At a time when globalization has side-lined many of the traditional, state-based addressees of legal accountability, it is not clear yet how blame is allocated and contested in the new, highly differentiated, multi-actor governance arrangements of the global economy and world society. Moral Agency and the Politics of Responsibility investigates how actors in complex governance arrangements assign responsibilities to order the world and negotiate who is responsible for what and how.
The book asks how moral duties can be defined beyond the territorial and legal confines of the nation-state; and how obligations and accountability mechanisms for a post-national world, in which responsibility remains vague, ambiguous and contested, can be established. Using an empirical as well as a theoretical perspective, the book explores ontological framings of complexity emphasizing emergence and non-linearity, which challenge classic liberal notions of responsibility and moral agency based on the autonomous subject.
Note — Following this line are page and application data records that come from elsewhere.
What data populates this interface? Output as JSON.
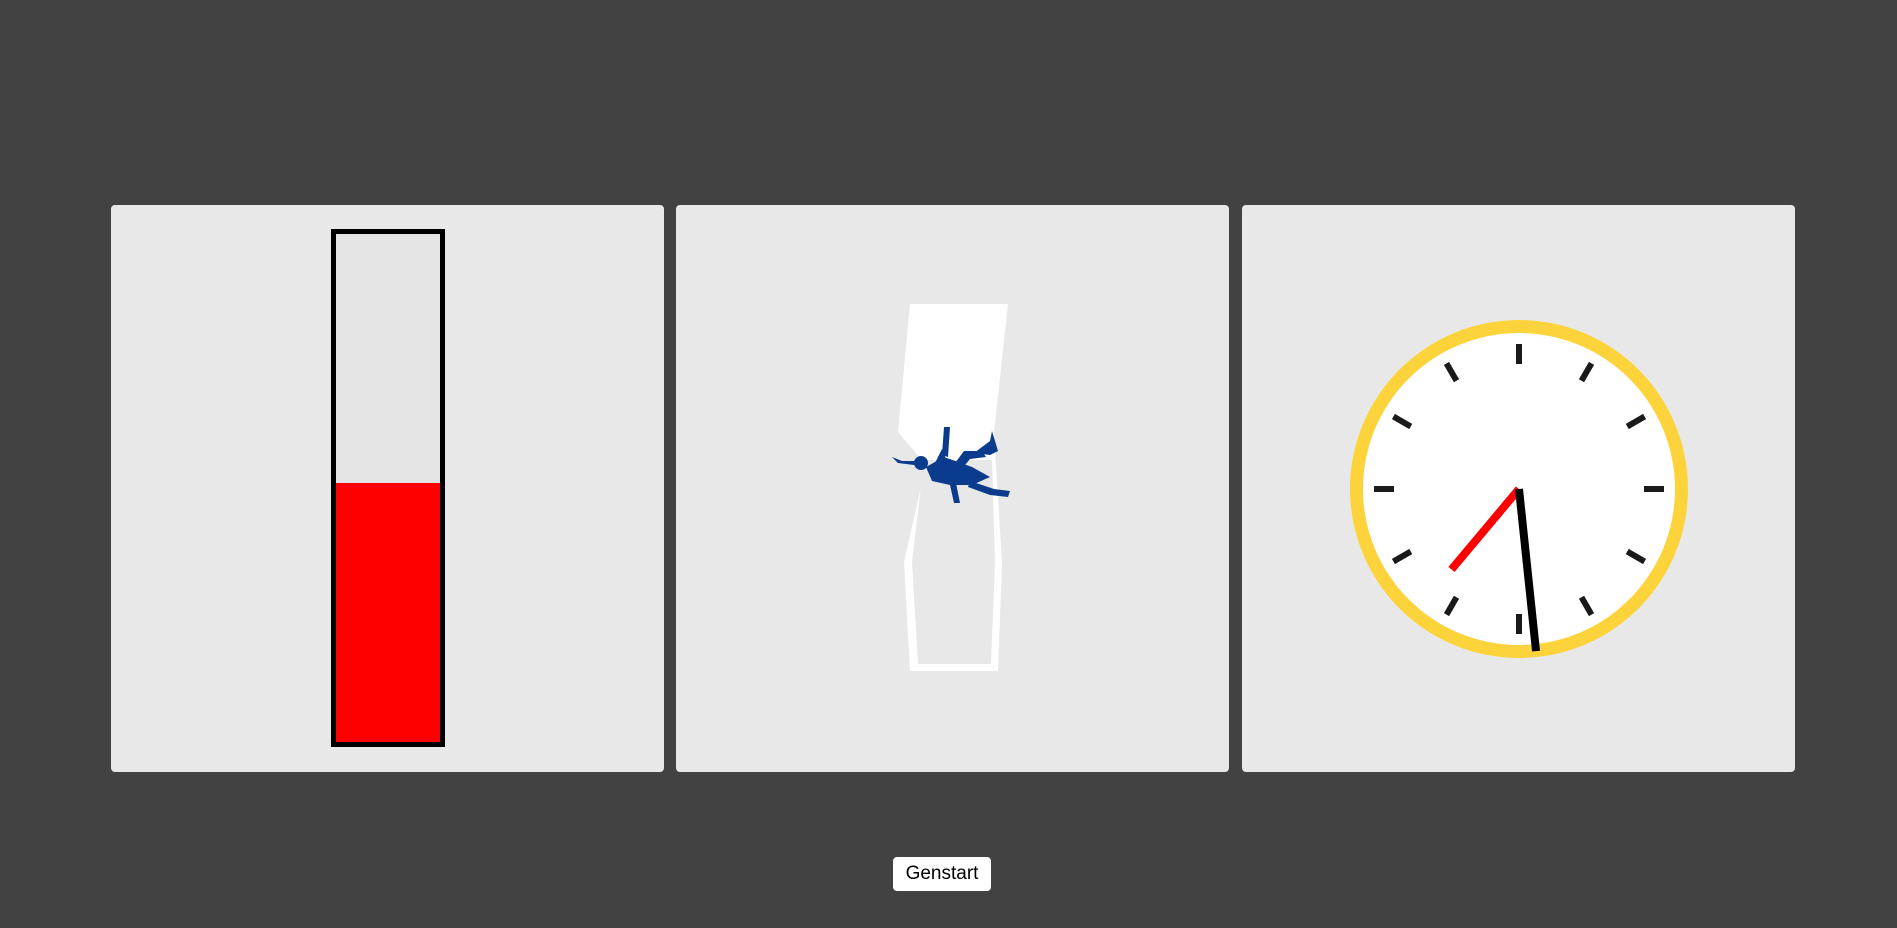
{
  "colors": {
    "background": "#424242",
    "panel": "#e8e8e8",
    "thermometer_fill": "#ff0000",
    "clock_rim": "#fdd33b",
    "hour_hand": "#ff0000",
    "minute_hand": "#000000",
    "figure": "#0a3b8c"
  },
  "thermometer": {
    "fill_fraction": 0.51
  },
  "clock": {
    "hour_hand_angle_deg": 220,
    "minute_hand_angle_deg": 174
  },
  "controls": {
    "restart_label": "Genstart"
  }
}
Moral Agency and the Politics of Responsibility is perfect for scholars from International Relations, Politics, Philosophy and Political Economy with an interest in the topical and increasingly popular topics of moral agency and complexity.